_YOUR TASK_:
Count how many lines in the entries below hold "matrix". Only the number belongs in the answer.

_EXTRACTED DATA_:
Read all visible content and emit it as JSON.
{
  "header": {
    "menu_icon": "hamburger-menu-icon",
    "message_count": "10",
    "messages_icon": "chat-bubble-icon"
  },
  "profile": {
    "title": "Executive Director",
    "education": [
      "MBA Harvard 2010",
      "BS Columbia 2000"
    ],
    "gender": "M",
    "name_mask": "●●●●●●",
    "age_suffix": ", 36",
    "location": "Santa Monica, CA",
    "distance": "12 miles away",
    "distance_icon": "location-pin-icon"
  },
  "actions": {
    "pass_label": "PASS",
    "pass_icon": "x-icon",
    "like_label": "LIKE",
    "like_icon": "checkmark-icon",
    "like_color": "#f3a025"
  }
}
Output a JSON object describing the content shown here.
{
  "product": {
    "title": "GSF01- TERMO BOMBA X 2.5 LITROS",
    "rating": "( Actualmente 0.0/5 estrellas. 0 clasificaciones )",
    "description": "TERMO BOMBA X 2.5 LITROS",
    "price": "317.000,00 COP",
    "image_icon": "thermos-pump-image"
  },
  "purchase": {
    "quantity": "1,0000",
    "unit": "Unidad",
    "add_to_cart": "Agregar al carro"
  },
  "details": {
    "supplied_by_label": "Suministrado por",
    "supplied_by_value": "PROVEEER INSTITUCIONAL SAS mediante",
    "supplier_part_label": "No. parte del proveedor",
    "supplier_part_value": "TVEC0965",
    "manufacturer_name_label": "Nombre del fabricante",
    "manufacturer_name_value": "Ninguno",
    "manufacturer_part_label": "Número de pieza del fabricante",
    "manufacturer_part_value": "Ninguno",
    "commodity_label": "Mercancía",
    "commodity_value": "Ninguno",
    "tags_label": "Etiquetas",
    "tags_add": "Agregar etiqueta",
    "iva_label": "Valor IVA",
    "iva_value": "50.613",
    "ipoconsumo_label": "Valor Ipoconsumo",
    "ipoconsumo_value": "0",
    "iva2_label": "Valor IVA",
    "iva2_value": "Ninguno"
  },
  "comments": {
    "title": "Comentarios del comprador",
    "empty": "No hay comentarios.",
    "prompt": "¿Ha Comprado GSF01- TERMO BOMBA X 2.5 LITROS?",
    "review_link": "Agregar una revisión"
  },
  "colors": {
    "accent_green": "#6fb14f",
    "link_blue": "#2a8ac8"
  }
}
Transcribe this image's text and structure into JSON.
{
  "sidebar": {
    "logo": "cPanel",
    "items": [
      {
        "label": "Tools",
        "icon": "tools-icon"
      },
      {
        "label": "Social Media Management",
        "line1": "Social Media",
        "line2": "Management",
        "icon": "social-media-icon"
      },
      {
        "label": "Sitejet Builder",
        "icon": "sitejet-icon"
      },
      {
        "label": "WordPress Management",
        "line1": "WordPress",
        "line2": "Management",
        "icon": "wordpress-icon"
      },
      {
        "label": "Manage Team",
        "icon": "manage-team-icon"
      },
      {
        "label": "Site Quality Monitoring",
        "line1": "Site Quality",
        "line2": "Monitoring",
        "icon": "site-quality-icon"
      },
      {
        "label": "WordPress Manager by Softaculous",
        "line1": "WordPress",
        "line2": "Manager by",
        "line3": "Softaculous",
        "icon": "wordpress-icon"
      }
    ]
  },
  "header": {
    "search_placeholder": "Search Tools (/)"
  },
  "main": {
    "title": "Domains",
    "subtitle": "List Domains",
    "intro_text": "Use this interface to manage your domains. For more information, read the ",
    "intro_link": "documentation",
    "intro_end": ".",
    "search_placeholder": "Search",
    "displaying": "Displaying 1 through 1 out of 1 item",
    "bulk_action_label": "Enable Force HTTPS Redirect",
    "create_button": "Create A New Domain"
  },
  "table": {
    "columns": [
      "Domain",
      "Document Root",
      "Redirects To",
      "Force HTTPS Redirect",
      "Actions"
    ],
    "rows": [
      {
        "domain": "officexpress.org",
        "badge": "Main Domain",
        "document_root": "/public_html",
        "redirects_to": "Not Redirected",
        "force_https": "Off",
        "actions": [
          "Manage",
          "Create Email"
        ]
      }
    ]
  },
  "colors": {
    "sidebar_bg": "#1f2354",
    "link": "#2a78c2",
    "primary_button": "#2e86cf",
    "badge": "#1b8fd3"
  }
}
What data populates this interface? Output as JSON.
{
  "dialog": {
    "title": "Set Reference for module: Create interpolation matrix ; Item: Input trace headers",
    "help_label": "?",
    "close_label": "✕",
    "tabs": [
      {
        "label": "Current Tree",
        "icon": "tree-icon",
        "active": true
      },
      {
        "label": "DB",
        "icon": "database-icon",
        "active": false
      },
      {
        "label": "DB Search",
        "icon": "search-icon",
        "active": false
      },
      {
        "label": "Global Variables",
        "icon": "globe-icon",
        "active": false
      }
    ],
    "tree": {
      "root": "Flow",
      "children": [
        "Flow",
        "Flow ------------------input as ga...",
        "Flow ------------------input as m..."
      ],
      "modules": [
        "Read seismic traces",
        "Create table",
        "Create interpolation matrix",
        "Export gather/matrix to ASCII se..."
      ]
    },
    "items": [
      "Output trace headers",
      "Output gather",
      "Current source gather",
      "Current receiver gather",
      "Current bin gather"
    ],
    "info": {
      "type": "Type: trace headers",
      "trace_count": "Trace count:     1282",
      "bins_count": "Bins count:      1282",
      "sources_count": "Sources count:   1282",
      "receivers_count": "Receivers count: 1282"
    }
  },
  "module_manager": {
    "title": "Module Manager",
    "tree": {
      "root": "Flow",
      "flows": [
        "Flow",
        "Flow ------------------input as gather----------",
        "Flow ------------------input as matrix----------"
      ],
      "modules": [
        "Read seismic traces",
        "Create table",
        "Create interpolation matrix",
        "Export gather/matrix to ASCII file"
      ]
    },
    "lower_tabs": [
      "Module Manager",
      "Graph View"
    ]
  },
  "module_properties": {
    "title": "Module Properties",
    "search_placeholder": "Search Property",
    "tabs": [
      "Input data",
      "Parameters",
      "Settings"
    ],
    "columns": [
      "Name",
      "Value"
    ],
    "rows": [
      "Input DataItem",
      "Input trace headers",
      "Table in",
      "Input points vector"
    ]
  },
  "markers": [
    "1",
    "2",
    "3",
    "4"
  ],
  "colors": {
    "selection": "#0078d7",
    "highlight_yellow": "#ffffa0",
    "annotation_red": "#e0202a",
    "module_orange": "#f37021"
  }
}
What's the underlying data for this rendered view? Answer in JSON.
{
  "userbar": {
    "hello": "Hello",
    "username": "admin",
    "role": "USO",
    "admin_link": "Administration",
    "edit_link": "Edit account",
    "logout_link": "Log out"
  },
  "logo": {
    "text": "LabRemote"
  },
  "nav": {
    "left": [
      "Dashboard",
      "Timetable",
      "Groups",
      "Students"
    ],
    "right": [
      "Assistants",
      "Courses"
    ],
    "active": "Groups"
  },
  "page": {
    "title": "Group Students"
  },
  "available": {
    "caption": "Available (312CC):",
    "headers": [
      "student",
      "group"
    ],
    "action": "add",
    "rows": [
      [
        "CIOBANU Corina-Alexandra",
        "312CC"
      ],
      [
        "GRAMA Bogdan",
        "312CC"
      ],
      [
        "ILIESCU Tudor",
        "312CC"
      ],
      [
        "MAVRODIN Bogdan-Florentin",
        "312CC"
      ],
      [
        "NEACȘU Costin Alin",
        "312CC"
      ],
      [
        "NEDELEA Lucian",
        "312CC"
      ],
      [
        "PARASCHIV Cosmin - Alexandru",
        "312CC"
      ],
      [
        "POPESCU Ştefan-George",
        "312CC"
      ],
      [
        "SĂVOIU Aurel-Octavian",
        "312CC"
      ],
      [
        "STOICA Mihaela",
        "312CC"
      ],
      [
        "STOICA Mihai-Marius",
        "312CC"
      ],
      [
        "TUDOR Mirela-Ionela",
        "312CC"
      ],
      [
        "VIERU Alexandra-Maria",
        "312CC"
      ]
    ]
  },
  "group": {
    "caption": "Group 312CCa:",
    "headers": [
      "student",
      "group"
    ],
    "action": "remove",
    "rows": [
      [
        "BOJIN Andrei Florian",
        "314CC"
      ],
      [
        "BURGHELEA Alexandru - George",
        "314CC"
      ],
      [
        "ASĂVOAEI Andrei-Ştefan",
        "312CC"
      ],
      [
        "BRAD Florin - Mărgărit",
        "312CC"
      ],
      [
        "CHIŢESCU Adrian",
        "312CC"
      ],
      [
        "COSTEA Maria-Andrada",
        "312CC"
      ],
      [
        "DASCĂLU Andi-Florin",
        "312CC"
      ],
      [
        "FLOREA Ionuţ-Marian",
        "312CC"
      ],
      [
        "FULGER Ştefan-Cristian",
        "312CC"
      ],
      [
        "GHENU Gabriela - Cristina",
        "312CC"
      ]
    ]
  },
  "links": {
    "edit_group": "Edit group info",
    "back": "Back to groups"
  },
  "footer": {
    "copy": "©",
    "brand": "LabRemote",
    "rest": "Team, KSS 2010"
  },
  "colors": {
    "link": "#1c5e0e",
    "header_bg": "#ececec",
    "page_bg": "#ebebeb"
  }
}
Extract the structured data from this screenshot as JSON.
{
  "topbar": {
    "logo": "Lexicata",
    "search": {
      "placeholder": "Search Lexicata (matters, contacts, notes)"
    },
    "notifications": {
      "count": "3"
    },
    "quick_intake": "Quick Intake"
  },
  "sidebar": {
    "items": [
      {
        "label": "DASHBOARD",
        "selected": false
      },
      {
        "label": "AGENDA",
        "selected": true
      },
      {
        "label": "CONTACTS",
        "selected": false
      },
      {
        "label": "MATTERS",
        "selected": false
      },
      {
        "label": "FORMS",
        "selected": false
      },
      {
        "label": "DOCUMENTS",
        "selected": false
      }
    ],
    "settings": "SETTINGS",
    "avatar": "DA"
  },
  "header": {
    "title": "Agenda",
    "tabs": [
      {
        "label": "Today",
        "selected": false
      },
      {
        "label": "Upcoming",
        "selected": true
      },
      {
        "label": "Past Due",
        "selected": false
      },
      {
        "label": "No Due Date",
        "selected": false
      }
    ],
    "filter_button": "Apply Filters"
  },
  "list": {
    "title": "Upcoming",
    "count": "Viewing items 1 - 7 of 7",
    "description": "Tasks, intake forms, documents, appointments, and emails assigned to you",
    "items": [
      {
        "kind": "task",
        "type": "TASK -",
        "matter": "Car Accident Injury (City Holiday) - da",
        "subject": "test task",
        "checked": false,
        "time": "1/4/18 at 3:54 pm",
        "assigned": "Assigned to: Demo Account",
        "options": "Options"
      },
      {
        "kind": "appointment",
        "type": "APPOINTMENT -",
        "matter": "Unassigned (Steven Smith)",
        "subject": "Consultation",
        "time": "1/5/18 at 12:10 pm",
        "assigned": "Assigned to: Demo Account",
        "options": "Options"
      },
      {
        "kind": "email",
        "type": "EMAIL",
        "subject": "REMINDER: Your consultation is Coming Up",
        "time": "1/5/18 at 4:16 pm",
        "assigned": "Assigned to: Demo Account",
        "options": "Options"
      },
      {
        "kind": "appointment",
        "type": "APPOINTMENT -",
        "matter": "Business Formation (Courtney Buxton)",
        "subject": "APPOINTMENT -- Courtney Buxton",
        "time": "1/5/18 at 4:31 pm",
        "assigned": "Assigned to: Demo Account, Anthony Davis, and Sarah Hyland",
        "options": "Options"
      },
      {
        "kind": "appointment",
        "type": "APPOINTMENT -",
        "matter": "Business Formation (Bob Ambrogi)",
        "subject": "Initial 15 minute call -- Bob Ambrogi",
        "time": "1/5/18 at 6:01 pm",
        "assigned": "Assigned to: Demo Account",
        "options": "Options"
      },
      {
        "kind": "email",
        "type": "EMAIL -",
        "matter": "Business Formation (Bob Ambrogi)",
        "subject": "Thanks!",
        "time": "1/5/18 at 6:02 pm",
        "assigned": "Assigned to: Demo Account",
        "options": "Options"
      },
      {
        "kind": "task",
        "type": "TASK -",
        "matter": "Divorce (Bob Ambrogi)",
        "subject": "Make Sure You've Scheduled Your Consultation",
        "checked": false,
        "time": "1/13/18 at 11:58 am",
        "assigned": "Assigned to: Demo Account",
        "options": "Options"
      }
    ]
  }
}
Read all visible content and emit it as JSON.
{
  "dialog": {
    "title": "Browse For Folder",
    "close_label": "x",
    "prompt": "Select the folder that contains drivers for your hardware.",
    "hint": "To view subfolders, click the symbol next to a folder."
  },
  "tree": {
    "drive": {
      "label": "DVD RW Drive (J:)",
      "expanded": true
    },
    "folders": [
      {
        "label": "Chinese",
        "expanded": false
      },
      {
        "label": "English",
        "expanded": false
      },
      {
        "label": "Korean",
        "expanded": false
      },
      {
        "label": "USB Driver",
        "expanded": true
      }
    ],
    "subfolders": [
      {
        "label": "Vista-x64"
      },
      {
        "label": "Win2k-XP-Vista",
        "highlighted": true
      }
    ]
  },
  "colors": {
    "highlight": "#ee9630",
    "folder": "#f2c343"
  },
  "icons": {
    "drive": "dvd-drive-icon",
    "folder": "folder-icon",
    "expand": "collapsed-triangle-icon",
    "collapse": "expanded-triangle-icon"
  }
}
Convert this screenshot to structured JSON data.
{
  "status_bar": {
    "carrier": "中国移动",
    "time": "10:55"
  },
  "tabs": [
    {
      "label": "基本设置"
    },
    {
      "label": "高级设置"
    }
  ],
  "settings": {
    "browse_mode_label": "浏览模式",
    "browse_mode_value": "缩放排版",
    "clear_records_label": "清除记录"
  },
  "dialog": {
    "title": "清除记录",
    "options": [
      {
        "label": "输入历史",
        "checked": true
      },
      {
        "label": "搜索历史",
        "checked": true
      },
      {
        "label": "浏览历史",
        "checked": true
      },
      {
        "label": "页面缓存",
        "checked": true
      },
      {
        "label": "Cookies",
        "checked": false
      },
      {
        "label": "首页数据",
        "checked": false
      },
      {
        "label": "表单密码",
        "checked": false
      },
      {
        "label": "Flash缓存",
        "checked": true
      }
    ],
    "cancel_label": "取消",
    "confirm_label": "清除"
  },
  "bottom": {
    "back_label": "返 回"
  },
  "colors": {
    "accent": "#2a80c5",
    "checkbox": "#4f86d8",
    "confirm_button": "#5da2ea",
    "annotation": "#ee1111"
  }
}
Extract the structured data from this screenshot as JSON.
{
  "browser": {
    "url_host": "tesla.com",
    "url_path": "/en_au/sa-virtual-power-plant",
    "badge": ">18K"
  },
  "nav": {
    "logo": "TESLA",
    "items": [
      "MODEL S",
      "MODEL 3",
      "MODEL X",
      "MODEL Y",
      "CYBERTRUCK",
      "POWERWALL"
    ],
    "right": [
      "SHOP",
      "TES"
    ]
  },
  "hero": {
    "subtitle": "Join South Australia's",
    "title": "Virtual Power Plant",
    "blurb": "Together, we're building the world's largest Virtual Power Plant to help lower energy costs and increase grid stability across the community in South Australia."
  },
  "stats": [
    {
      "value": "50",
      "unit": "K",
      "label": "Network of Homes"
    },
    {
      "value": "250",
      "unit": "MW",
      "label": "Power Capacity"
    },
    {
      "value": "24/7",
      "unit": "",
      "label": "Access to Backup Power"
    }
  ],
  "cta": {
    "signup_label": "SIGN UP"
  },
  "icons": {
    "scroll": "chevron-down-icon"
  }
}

_WRITTEN SOLUTION_:
6